As part of the German focus, national cinema promotional bodies Unifrance and German Films will hold the 15th Franco-German Film Meetings within the framework of the festival, from Dec 18-20.
French and German professionals will discuss cooperation as well as the challenges facing both their respective films industries. For the first time in the history of the meetings, a third-party country has been invited to the table in the shape of Poland.
The festival’s industry programme led by the Co-Production Village and Works-in-Progress sidebars will run Dec 16-19.
The festival will also host the annual meeting of France’s independent distributors body DIRE for the ninth time from Dec 13-17.
As well as debating key issues impacting the distribution sector, the participants will also screen a selection of films due to be released in France over the coming months.

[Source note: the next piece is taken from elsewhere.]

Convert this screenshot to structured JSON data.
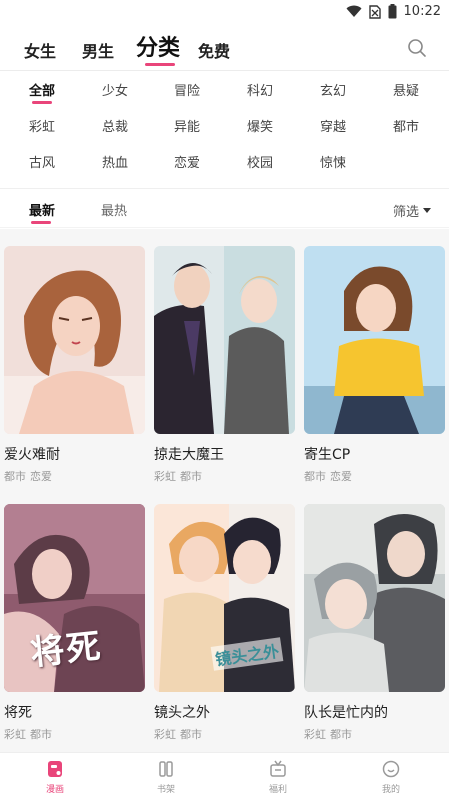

Details of the projects and titles in Co-Production Village and Works-in-Progress sidebar will be announced later this month.
Les Arcs 2017 Competition titles
- Arrhythmia, Boris Khlebnikov (Russia)
- Beyond Words, Urzula Antoniak (Netherlands)
- What Will People Say, Iram Haq (Norway)
- Lean On Pete, Andrew Haigh (UK)
- The Captain, Robert Schwentke (Germany)
- Mademoiselle Paradis, Barbara Albert (Austria)
- Nico 1988, Susanna Nicchiarelli (Italy)
- Scary Mother, Ana Urushadze (Georgia)
- Disappearance, Boudewijn Koole (Netherlands)
- The Charmer, Milad Alami (Denmark)